Only 25 per cent of local authorities were on track to achieve core cycling targets in their transport plans between 2001 and 2006, according to new research.
Independent economists SQW argue cycling must be treated with the same rigour as other mainstream modes of transport if its benefits are to be fully understood.
The research, commissioned by Cycling England, shows how local authority planners can apply conventional cost benefit modeling to ensure a better return on investment for every pound spent on cycling. And it shows that relatively small increases in the number of cyclists can justify huge investments in new cycling infrastructure, opening up opportunities to build on those numbers in the future.

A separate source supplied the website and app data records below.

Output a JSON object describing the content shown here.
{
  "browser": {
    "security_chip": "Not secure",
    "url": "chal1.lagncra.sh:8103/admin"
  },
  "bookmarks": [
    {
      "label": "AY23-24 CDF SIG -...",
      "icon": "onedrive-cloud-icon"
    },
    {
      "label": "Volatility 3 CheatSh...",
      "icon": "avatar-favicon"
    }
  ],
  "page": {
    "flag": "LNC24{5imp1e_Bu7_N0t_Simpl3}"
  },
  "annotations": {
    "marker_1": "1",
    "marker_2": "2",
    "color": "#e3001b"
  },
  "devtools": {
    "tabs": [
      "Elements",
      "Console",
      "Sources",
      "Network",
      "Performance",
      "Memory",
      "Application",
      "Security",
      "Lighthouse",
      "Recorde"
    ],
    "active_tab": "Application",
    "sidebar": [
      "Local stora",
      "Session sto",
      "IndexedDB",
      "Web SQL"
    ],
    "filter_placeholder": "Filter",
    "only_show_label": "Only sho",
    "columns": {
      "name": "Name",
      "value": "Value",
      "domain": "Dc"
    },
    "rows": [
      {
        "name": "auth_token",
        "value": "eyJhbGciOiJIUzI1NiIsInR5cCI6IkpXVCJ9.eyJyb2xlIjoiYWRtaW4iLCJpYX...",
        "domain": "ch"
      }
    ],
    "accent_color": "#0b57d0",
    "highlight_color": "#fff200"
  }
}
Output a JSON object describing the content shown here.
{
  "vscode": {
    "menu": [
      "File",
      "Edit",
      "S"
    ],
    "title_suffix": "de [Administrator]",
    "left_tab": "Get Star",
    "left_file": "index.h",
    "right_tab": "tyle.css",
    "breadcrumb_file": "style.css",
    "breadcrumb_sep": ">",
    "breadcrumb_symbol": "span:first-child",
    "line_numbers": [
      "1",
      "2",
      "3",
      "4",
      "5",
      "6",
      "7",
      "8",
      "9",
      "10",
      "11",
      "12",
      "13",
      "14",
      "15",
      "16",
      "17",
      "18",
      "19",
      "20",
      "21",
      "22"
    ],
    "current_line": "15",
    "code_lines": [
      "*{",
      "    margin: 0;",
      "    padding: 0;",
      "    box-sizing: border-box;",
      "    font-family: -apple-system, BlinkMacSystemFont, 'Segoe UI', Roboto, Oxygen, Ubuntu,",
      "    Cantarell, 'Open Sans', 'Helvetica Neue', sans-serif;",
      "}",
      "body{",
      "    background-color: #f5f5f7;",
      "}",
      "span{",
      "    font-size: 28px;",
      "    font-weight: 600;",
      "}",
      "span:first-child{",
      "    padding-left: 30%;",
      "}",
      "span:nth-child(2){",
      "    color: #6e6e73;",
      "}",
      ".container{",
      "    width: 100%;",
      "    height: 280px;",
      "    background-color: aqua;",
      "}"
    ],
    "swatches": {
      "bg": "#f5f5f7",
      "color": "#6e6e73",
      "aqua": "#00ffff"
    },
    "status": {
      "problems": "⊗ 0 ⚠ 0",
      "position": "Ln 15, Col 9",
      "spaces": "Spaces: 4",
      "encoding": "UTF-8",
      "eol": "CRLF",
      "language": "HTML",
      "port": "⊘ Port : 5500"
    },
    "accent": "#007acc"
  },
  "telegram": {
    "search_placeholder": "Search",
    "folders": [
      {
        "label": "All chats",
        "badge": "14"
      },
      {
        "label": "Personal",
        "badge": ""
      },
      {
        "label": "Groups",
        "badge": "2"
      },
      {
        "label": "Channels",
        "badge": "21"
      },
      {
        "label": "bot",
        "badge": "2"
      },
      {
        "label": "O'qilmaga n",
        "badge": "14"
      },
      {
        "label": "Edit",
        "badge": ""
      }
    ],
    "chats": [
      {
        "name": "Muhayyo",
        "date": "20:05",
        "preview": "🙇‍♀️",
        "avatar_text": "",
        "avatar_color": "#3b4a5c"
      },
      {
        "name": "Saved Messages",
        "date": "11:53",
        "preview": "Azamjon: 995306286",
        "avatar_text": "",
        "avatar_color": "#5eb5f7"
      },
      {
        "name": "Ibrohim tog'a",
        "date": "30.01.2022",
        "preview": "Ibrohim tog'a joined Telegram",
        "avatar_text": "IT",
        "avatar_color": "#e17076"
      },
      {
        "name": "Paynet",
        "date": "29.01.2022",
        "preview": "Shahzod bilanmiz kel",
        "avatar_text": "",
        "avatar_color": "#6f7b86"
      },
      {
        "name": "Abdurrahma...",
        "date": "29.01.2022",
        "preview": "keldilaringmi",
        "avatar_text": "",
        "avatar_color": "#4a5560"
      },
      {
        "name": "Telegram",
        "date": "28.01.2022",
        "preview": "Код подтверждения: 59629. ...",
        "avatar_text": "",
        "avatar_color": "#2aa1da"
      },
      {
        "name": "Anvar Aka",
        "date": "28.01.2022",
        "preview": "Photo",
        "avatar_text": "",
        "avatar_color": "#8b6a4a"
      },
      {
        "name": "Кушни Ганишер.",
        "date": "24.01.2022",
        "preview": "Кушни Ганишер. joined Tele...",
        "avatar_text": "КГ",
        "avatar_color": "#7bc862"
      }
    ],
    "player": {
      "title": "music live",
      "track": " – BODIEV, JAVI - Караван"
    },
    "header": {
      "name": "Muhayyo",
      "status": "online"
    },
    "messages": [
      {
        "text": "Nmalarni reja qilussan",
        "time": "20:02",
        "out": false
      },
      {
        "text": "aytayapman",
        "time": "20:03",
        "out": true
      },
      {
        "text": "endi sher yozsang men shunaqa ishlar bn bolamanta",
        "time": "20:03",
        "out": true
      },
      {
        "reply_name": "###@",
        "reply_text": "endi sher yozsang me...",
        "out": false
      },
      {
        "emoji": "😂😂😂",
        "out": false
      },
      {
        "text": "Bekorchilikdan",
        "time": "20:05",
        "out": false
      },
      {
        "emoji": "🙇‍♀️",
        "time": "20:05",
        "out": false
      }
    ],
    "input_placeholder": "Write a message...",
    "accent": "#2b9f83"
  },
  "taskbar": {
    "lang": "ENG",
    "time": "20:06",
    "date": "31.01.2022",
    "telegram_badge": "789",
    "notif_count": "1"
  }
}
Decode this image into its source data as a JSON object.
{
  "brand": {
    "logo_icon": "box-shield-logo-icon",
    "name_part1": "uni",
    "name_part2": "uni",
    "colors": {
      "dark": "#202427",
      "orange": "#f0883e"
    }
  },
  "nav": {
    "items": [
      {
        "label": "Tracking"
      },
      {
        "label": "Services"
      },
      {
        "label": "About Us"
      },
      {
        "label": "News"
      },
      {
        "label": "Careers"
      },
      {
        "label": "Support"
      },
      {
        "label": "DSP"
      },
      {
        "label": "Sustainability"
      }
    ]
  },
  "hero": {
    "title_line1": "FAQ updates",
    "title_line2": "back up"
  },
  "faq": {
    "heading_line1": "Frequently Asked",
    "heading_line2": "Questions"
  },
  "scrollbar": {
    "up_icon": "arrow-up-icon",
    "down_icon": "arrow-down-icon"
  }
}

The study presents for the first time a Cycling Planning Model (CPM) that will help local planners to better assess the number of additional cyclists required to generate a return on investment. The model suggests:
• An investment of £10,000 requires one additional regular cyclist
• An investment of £100,000 requires 11 additional regular cyclists
The research defines regular cycling as three times a week and measures the impact across the lifetime of a project – assumed in this study to be 30 years.
The study calculates the economic benefits of cycling by considering the impact of everything from improvements in health to reductions in congestion and enhancing the ambient environment. Drawing on previous research published in 2007 by SQW it argues a 50 per cent increase in the number of trips by bicycle would generate benefits worth £1.3bn by 2015.
Government policy already encourages local authorities to include cycling in the planning process through Planning Policy Guidance 13: Transport 7 (PPG13). But an analysis of the first round of Local Transport Plans (LTPs), running from 2001/02 to 2005/06, showed cycling to be below targets or expectations with just 25 per cent of local authorities on track to achieve their targets.
Phillip Darnton, Chairman of Cycling England, said: “Unless the full benefits of cycling are taken into account we will systematically under-invest in cycling. Cycling must compete for investment with other modes of transport and this requires robust evidence of its benefits.
“We believe the Cycling Planning Model will help give local authorities a clearer sense of the return on investment build cycling can deliver. We hope it will enable them to build cycling into their thinking at an earlier stage in the planning process.”
An extra £140m of funding for cycling was announced by Government last year, leading to the creation of an additional 11 Cycling Towns and the first Cycling City in Bristol. The first six Cycling Demonstration Towns were launched in 2005. The funds are also being used to build 250 new Safe Links to Schools and to train 500,000 school children in Bikeability, the cycling proficiency for the 21st Century.